CNN: How did you discover your own passion for custom cars?
Aaron Valencia: Early in my sobriety, I met this guy who had a crazy 1954 Chevy lowrider out in Hollywood. I mean, done to the nines. We drove around Hollywood that night, and from that moment on, that's what I wanted to do.
I dove in head first, and it set me and my life in a whole different direction. I didn't grow up in a mechanic household. I didn't know how to change a sparkplug, but I started just absorbing any information I could from everywhere I could. It just evolved. And before long, I opened up a small shop.
CNN: What was the inspiration for this project?
Valencia: I run a shop in an industrial complex with a lot of other mechanics. And we're always doing crazy lowriders. There is music, and cars, and just a lot of stuff going on. So, kids were kind of gravitating towards the shop to see what was going on.
Kids wanted to help, wanted to do something instead of just standing around. So, we put them to work, and we started seeing how kids were excelling from it. They needed a place to go, needed a place to be a part of something positive. So, it was like, "Let's open up the shop and be able to teach them. Have them come here and they can actually learn a trade, learn a lesson, learn something to better their life."
CNN: Ultimately, your program is about more than helping kids build a car.
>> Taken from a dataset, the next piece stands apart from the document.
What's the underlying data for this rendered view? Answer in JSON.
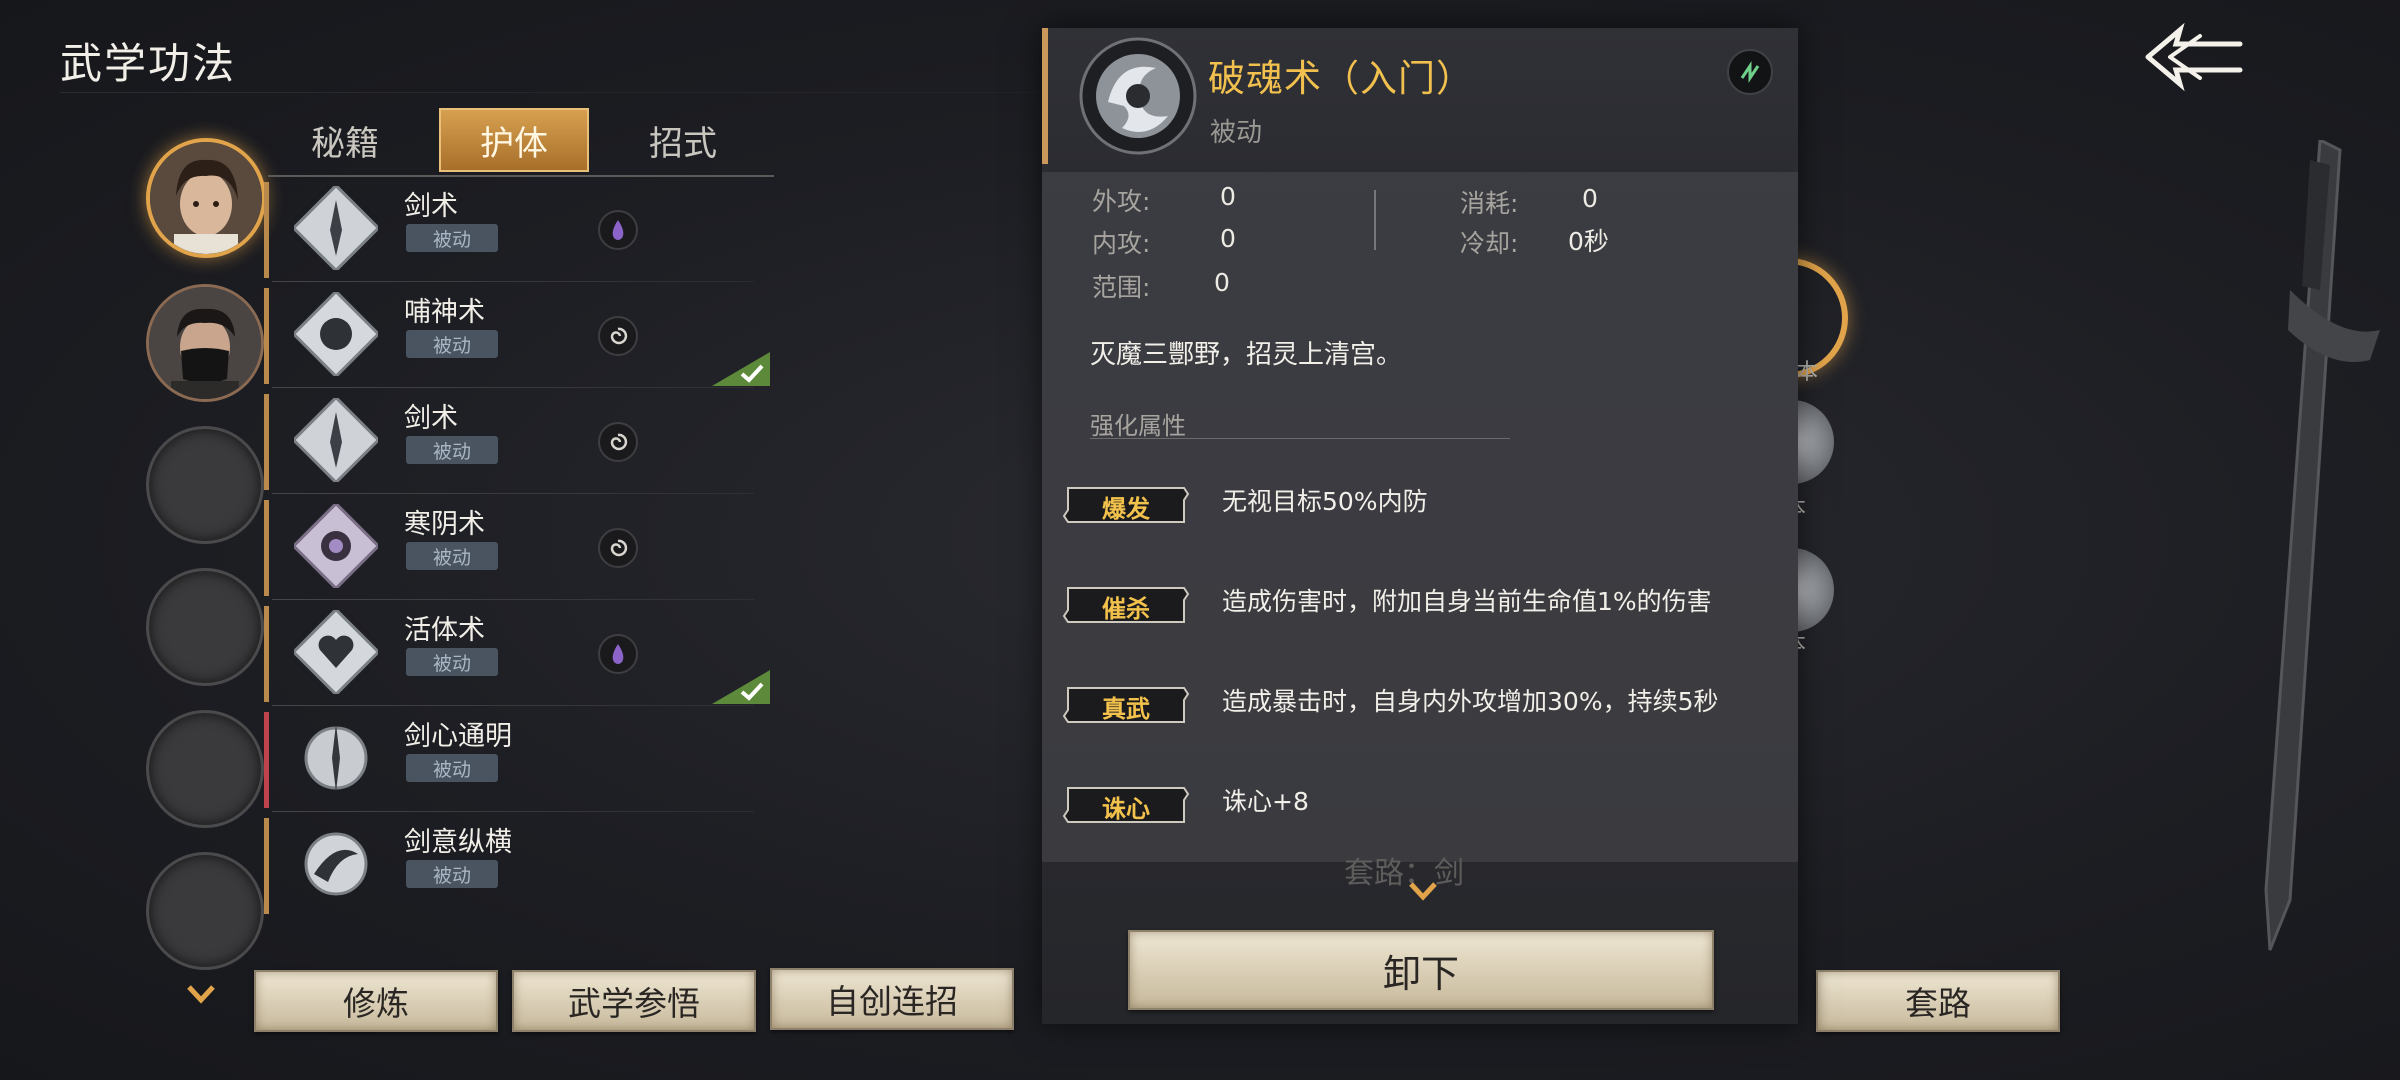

Valencia: A lot of these kids have been through trauma, issues; and coping skills is something that no one really teaches you. We have little round table discussions, just talking about normal topics of peer pressure, life experiences.
Not only do we work on classic cars, but we also get them into the boxing gym, and they start working out. It's just another avenue for some of the kids who have anger management issues, have self-discipline issues. And all the same skills that it takes to build a car and fabricate a custom car -- we do smaller art projects as well. Recently, the kids put on their first art show at a big gallery here in Lancaster, and it was a huge success.
It's a lot more than just teaching kids how to be mechanics. We are trying to get them to open their eyes to see a different way.
Want to get involved? Check out the Lost Angels Children's Project website and see how to help.
To donate to Lost Angels Children's Project click the CrowdRise widget below.